Exercise goal:
Please tally the lines below that contain the word "this" and reply with the total alone.

Web page and app entries:
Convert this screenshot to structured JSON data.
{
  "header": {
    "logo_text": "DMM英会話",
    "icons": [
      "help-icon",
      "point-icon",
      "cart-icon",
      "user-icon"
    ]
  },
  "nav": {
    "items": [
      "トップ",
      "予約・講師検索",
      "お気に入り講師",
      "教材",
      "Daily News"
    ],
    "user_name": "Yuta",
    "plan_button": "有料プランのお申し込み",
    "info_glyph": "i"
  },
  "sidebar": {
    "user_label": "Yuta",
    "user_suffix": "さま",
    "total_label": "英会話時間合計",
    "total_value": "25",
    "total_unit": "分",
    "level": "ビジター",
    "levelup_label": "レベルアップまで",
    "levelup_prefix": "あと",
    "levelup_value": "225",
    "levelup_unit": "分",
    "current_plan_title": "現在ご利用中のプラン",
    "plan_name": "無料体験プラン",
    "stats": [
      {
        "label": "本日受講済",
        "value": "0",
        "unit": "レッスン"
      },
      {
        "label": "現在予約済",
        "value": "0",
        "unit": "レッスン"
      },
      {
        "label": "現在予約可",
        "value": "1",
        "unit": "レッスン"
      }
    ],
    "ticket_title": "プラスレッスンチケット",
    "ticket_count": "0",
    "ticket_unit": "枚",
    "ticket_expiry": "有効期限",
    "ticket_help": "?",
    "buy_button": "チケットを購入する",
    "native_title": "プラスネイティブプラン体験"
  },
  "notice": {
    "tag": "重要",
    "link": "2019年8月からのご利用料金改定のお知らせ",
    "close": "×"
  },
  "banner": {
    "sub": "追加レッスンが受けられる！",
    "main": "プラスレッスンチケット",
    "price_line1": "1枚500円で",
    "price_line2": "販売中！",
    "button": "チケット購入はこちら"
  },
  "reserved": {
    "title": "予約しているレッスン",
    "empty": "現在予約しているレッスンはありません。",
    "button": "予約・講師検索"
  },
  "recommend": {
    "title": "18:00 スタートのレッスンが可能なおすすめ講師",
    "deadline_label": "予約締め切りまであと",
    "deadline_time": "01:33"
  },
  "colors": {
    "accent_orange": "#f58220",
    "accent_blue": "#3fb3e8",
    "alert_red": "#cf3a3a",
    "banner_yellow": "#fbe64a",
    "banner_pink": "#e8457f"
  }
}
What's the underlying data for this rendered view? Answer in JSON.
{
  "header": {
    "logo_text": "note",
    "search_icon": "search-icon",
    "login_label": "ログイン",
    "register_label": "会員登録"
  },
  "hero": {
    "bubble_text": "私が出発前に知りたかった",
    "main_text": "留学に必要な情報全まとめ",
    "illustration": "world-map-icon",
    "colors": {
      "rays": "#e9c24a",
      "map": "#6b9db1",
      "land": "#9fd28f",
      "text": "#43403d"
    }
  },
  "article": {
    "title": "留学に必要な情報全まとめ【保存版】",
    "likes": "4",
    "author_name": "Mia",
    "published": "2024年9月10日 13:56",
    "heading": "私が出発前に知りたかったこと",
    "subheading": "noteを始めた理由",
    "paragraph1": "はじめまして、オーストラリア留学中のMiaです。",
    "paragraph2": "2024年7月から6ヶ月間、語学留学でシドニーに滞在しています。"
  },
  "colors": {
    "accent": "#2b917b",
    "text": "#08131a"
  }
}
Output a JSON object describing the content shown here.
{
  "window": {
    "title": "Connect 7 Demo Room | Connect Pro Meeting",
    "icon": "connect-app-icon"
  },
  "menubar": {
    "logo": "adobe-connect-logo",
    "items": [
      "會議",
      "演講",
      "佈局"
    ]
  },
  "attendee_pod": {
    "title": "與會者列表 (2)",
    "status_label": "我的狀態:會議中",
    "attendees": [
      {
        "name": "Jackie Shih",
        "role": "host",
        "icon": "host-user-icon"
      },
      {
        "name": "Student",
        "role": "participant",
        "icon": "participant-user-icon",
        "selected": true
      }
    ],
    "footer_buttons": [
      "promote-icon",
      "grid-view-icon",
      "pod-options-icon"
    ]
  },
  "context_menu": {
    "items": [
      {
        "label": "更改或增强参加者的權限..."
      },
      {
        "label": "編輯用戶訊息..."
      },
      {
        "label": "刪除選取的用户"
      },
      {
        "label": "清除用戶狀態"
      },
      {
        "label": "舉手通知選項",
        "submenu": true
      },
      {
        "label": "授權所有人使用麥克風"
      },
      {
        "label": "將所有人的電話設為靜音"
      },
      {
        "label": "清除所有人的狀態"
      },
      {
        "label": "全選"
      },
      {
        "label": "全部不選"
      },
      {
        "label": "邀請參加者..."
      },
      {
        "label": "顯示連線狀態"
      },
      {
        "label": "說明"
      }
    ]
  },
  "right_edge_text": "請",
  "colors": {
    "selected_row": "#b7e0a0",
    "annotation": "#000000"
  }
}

Expected output:
2